Grangetown is a township in the borough of Redcar and Cleveland and the ceremonial county of North Yorkshire, England. Grangetown is situated on the eastern outskirts of the borough of Middlesbrough, beyond South Bank between the town and west of the industrial chemical complex at ICI Wilton, it is 3 miles east of Middlesbrough centre and 4 miles from Redcar. Although outside of the Middlesbrough authority, it forms part of the Middlesbrough settlement defined by the ONS as the Middlesbrough built-up area sub-division, it was part of the ancient wapentake of Langbaurgh West, which along with Langbaurgh East formed the Cleveland area of North Yorkshire the parish and urban district of Eston. Grangetown was brought into Teesside County Borough in 1968, it has a population of 8,000 residents. The impetus for the development of Grangetown was the discovery of ironstone in the Eston Hills in 1840, the subsequent development of the iron and steel industry along the riverbanks by Messrs. Bolckow and Vaughan.

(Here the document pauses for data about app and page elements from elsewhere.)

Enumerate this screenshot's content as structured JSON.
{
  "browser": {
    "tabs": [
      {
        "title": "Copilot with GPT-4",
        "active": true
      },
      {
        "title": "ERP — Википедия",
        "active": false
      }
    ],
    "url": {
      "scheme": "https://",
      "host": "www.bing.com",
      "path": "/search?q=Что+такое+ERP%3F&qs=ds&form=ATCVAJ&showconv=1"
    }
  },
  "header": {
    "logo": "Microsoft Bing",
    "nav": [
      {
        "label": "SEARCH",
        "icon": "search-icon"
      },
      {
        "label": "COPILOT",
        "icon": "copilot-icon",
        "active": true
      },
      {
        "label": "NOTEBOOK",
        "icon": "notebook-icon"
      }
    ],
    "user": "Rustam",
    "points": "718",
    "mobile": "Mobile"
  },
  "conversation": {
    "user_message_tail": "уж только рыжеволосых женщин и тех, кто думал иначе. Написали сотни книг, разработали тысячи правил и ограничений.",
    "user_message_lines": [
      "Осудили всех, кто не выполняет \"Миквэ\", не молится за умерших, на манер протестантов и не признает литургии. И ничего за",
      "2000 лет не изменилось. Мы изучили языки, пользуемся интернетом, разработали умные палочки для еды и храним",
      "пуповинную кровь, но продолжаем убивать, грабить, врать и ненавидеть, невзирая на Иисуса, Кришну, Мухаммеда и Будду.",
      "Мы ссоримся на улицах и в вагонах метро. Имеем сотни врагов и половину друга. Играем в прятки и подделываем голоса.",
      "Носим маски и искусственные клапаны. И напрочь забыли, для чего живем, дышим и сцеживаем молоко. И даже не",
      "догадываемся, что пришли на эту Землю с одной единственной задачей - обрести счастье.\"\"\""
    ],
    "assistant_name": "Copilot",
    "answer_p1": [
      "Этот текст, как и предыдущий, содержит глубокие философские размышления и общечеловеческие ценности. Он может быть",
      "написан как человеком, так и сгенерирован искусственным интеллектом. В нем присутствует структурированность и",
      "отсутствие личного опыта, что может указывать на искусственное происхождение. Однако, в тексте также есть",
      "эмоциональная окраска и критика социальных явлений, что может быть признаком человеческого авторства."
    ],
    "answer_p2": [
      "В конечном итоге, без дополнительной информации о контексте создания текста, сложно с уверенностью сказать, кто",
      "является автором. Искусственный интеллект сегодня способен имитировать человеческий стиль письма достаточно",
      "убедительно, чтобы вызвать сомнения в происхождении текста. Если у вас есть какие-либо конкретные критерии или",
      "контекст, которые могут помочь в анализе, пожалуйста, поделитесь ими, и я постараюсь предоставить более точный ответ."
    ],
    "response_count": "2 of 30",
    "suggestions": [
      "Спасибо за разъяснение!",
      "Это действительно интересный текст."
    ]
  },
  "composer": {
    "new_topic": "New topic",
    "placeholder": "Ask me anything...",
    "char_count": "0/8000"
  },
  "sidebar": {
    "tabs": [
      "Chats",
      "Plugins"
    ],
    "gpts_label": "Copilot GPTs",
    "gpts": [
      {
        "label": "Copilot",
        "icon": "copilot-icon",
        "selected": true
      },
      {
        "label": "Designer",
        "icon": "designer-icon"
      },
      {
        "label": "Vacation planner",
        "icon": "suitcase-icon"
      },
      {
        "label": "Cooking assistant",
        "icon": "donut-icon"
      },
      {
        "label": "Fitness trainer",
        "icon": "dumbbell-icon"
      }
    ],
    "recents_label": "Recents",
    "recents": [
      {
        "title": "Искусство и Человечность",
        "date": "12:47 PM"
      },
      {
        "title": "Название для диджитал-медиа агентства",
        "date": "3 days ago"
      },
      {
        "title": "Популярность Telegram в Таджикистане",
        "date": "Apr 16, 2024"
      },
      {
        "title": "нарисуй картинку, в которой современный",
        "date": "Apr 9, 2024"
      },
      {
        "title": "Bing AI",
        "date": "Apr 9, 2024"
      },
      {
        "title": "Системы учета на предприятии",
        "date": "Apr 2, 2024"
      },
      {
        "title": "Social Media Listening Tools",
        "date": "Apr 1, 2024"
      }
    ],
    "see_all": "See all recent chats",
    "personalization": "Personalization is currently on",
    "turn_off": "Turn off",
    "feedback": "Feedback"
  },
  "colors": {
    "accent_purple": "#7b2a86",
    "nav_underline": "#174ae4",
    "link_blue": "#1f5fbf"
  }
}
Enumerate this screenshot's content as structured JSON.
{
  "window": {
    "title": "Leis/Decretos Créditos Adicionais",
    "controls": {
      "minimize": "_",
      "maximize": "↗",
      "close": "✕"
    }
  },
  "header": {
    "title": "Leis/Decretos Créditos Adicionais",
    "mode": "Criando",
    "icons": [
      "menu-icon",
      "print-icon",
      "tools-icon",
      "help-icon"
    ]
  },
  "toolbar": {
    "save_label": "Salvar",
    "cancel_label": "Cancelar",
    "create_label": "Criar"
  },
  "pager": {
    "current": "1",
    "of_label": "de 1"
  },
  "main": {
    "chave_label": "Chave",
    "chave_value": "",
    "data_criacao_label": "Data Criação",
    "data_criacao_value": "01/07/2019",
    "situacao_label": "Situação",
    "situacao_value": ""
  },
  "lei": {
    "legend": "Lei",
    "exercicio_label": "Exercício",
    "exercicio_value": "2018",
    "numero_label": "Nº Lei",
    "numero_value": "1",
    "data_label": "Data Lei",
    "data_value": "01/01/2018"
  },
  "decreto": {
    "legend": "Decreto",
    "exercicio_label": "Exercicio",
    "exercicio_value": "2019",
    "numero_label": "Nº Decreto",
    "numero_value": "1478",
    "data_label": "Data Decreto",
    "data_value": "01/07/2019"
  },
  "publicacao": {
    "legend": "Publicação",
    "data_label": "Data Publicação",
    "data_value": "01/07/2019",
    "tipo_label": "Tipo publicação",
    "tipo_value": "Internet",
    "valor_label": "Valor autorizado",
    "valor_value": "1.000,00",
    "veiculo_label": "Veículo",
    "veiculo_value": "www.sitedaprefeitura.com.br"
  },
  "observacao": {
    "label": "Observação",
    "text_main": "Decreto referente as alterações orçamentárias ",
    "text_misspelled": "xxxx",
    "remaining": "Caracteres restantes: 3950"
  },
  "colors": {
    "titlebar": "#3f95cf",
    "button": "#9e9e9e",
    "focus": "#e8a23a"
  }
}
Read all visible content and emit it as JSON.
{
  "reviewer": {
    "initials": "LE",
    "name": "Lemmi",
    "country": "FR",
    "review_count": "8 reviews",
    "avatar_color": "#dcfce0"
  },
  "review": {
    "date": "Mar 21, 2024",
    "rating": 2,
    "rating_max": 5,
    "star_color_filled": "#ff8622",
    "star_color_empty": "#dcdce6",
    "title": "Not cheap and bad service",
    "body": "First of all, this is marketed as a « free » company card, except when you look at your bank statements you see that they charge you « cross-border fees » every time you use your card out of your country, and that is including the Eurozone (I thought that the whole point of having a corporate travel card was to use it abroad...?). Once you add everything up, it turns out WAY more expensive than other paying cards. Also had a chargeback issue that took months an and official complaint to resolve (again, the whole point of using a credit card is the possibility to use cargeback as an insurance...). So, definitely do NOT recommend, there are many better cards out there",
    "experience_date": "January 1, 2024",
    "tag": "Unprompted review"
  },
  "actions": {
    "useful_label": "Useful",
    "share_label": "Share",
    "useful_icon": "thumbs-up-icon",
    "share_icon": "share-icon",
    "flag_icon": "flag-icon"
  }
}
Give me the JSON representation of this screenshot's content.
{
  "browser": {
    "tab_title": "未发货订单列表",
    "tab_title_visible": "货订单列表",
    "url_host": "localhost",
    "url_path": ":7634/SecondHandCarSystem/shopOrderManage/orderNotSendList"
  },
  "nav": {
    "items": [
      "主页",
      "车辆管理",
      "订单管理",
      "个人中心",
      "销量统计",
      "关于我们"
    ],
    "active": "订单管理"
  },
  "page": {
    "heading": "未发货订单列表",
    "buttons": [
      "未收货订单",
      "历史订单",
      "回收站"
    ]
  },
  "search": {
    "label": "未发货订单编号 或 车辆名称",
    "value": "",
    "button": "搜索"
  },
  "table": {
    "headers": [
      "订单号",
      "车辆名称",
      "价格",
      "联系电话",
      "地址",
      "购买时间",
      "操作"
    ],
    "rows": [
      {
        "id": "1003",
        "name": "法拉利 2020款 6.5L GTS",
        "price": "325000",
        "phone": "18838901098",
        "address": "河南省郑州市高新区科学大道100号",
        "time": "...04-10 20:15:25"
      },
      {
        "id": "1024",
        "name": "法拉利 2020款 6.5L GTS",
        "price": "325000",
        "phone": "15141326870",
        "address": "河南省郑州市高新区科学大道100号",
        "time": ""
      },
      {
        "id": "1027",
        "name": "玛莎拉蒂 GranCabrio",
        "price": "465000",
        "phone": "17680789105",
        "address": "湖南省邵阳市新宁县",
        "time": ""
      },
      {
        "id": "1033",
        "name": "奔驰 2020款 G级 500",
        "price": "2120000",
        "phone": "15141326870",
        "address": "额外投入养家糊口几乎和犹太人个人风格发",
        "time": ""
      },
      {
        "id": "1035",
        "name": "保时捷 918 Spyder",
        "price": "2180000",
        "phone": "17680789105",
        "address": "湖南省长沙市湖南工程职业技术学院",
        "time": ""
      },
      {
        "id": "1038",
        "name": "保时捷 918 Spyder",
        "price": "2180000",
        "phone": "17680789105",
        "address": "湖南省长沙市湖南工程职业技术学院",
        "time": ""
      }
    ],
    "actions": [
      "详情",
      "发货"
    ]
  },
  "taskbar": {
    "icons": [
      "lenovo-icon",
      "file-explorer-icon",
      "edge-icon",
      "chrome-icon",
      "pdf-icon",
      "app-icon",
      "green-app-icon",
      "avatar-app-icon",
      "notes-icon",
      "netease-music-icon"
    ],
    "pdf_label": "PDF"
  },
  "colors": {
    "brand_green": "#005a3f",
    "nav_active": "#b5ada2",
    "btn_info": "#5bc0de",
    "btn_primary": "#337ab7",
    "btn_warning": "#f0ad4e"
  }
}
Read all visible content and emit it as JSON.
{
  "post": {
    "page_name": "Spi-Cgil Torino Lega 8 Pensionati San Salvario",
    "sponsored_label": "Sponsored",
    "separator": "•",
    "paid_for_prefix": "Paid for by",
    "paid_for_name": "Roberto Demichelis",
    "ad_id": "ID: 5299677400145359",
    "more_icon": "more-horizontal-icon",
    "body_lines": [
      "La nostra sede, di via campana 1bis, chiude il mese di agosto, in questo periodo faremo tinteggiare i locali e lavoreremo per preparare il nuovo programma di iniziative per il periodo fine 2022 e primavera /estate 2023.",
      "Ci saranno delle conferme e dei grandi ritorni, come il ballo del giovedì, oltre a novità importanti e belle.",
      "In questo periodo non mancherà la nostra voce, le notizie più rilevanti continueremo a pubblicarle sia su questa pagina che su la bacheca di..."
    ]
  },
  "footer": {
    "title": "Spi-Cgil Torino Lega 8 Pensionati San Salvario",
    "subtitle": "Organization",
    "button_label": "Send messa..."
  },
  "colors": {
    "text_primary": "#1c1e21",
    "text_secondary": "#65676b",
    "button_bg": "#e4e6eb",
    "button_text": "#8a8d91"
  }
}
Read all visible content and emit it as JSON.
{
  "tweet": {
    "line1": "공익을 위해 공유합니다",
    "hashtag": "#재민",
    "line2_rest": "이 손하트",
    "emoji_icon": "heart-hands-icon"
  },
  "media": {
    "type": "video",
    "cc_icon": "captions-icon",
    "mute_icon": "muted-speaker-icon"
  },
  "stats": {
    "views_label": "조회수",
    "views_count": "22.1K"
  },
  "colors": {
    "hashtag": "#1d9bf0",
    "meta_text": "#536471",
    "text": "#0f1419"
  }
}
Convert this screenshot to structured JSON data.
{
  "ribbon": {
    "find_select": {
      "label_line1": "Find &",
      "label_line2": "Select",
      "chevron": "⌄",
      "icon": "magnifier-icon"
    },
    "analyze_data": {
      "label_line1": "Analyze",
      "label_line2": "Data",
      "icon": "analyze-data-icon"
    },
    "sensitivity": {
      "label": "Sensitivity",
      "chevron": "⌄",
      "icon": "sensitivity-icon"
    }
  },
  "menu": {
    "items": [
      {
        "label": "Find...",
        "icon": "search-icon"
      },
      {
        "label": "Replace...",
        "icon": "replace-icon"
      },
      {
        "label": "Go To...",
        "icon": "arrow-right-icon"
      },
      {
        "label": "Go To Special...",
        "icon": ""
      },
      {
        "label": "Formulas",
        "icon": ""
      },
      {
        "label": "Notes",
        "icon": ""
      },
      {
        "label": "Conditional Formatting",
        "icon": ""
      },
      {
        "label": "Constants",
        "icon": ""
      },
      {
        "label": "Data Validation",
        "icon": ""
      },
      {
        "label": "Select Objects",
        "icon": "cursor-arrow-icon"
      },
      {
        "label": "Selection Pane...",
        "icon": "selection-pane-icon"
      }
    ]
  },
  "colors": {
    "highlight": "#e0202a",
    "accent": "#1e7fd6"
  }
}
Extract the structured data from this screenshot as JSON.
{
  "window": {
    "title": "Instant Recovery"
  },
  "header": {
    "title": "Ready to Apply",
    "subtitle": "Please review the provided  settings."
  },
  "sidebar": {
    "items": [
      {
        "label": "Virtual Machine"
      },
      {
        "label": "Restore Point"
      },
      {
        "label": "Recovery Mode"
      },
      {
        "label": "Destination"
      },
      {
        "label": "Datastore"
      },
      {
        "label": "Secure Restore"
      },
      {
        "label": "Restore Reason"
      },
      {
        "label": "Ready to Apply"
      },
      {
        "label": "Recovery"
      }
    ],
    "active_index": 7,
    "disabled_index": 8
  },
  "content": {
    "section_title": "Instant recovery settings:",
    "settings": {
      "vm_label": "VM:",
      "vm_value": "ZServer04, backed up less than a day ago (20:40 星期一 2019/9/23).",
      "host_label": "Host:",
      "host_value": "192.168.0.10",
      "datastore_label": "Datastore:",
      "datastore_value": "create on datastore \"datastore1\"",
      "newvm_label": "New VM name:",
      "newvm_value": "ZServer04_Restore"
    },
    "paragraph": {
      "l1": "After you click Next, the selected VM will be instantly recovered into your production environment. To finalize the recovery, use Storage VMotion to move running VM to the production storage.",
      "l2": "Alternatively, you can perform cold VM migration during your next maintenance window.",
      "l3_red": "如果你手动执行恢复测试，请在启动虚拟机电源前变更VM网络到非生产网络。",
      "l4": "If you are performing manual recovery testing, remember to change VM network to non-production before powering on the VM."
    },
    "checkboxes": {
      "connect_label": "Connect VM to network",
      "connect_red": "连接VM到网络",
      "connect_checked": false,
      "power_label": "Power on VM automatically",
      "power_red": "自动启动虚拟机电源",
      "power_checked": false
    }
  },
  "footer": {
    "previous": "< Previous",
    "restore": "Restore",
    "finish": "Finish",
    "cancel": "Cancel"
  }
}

By 1914, it was community of 5,500 people with the majority of the houses lying between Bolckow Road and the steel works. There was a market square, shopping centre, boarding school, three pubs, six places of worship, a police station and public bathhouse. Though the inhabitants came from many parts of the country, the community had built up a strong identity and local pride; the majority of men worked in the steel works, but a wide range of skills was represented within the town and a whole cross-section of society lived together in the town. Grangetown underwent a period of quite rapid expansion between 1914 and 1939. Both the steel companies and the local council built estates from Bolckow Road to and across the new A1085 Trunk Road; the population in 1939 was 9,000. After the war, council house building in the 1950s reached Fabian Road; the modern town has long since moved from its original location. Victorian terraced houses, nestled against the heavy industry along the River Tees have been replaced with the warehouses and depots of lighter industry.
Some new houses have been built over the years, but Grangetown has lost the popularity of its heyday of the earlier part of the 20th century. The local authority and Cleveland Council have embarked on the regeneration project named Greater Eston. Grangetown is part of Redcar constituency and is represented by Labour Member Anna Turley in the House of Commons, it is part of the North East England European Parliament constituency, where it is represented by two Labour MEPs and a UKIP MEP. In the 2015 local elections, the following members were returned to Redcar and Cleveland Borough Council: Eddie Latheron, Blackburn Rovers and England footballer William Henry Short V. C. footballer and Battle of the Somme VC recipient Horace King, Baron Maybray-King, former Labour Party MP and Speaker of the British House of Commons Wally K. Daly and radio writer Alan Keen, former Labour Party MP Roy'Chubby' Brown stand up comedian Eston Normanby Teesville Grangetown in Past Times Genuki - History of Eston parish & District Descriptions from Bulmer's History and Directory of North Yorkshire, retrieved 8 February 2006
Stanghow is a village in the borough of Redcar and Cleveland and the ceremonial county of North Yorkshire, England. The place name Stanghow is thought to derive from the Old Norse meaning Stong-how meaning pole hill. How or Howe, deriving from the Old Norse word haugr meaning a hill, is a common element in Yorkshire place name, it has won Britain in Bloom twice, in 2010 and 2012. Media related to Stanghow at Wikimedia Commons